= Problem =
Within the records below, how many lines hold the word "source"? Only the number should be returned.

= Input material =
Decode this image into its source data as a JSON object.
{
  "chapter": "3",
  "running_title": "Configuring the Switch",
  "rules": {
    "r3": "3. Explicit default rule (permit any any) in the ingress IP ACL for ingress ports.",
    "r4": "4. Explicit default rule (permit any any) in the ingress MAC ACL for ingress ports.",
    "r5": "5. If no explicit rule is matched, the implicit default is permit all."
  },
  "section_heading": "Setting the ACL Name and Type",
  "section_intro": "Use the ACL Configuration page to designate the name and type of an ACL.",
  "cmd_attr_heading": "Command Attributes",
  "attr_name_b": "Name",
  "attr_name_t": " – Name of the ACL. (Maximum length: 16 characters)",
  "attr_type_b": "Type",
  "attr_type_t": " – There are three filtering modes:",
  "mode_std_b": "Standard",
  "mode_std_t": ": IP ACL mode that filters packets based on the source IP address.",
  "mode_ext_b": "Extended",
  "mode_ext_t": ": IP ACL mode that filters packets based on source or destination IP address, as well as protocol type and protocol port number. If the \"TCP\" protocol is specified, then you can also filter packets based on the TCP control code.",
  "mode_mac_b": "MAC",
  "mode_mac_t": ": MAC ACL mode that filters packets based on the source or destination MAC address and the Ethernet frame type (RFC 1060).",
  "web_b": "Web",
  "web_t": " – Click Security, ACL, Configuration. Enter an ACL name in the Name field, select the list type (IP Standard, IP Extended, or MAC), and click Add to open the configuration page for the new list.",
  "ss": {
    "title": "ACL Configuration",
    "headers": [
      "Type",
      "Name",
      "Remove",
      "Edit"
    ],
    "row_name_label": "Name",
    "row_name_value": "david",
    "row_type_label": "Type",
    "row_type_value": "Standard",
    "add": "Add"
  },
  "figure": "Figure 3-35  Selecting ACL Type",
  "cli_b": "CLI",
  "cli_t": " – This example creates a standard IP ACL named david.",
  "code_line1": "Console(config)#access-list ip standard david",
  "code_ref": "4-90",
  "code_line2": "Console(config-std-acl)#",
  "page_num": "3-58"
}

= Answer below =
4